Transitioning out of the military effects all service members differently. We can prepare ourselves months or years in advance and the outcome may be positive or negative. Some of us may transition without any complications, but those that do have issue’s I would like you to know there are agencies and organizations that want to help you transition back into the civilian workplace. There are programs in place that are meant to help you, but your goal is to figure out which fits your needs and challenges.
As I stated earlier the bumps in the road may not be an immediate issue. Depending on your situation, post-traumatic stress disorder, alcoholism, depressions, social or personal issues may not be visible for some time. In the military we have our own code of conduct, structure, lifestyle, and customs that may have affected our reason to seek assistance before. Once the realization of end of active service (EAS) comes close, we start prepping to enter the civilian world. Here’s a glimpse to what to expect when EASing.
At a weeklong Transition Assistance Programs (TAP) Course you will meet local representatives in the labor department, Veteran Affairs (VA), employment recruiters, and much more. You will be told to prepare your new suit, brush up on your interview skills, and update your resume, which are the common core practices we are taught. These courses and opportunities are geared more to the local area were you attend the course, so if you traveled to the TAP course keep in mind that what you learned is only the structured foundation on where to begin. Be sure when you return home you seek your local VA and labor department representative. Now that you have completed your course and you are hired, if any issues arise there are three very different programs you may want to seek out for assistance.
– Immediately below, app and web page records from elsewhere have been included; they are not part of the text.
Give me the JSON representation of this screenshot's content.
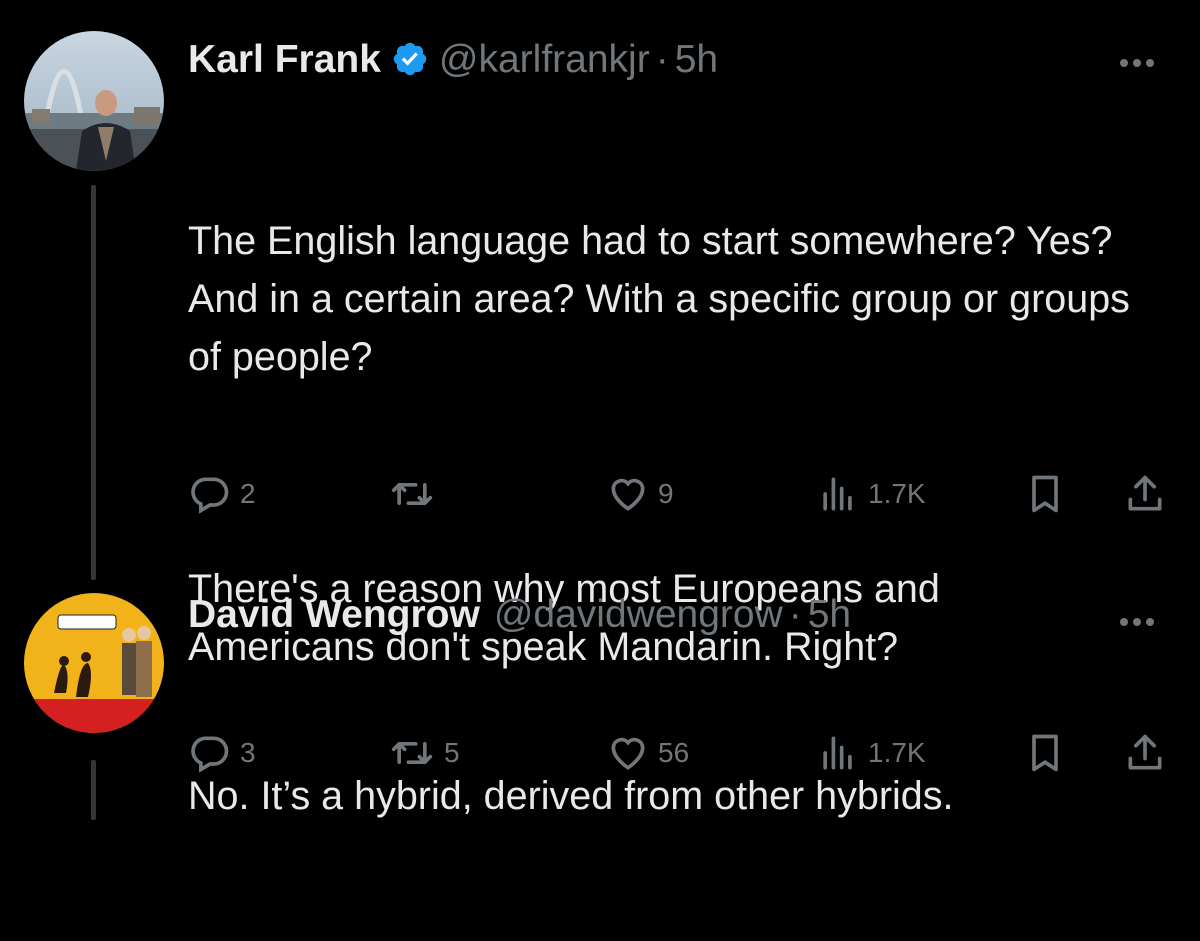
{
  "tweets": [
    {
      "author": {
        "name": "Karl Frank",
        "handle": "@karlfrankjr",
        "verified": true
      },
      "separator": "·",
      "time": "5h",
      "text_paragraphs": [
        "The English language had to start somewhere? Yes? And in a certain area? With a specific group or groups of people?",
        "There's a reason why most Europeans and Americans don't speak Mandarin. Right?"
      ],
      "stats": {
        "replies": "2",
        "reposts": "",
        "likes": "9",
        "views": "1.7K"
      }
    },
    {
      "author": {
        "name": "David Wengrow",
        "handle": "@davidwengrow",
        "verified": false
      },
      "separator": "·",
      "time": "5h",
      "text_paragraphs": [
        "No. It’s a hybrid, derived from other hybrids."
      ],
      "stats": {
        "replies": "3",
        "reposts": "5",
        "likes": "56",
        "views": "1.7K"
      }
    }
  ],
  "icons": {
    "verified": "verified-badge-icon",
    "more": "more-options-icon",
    "reply": "reply-icon",
    "repost": "repost-icon",
    "like": "like-icon",
    "views": "views-icon",
    "bookmark": "bookmark-icon",
    "share": "share-icon"
  },
  "colors": {
    "background": "#000000",
    "text": "#e7e9ea",
    "secondary": "#71767b",
    "verified": "#1d9bf0",
    "thread_line": "#333639"
  }
}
Employment Assistance Programs (EAP)- Working for government agencies in the federal, state and city will most certainly provide EAP services. The EAP gives you the opportunity to seek assistance for personal and social issues. Their programs range from information to counseling and much more.
Veteran Affairs and Vet Centers (VC) – The VA offers selective services and coverage based off your discharge and separation status, service era, combatant status and injuries. For everyone getting out, checking what medical coverage the VA provides is always a great idea. The VCs are more proactive with counseling services and referrals based on community availability.
Non Profit Organizations (NPO)- With the restrictions and regulations of the VA, NPOs seem like a secondary solution. Besides organizations with counseling services in a civilian atmosphere. Their programs vary widely from recreation, endless categories of resources, and financial assistance and many different social programs.
Please understand no one will walk you or force you into any of these programs. The first step is yours. Seeking out assistance is a decision you need to make. Your stability is crucial to remain in the workforce. We all want you to succeed and these programs are geared for that success.
Devil Dog USA Incorporated role is to assess a client, inform them of their options and point them in the right direction. We offer many of the same programs and have a wide network of support in different regions in the country. We hope these articles give you a sense of direction and a sense of familiarity.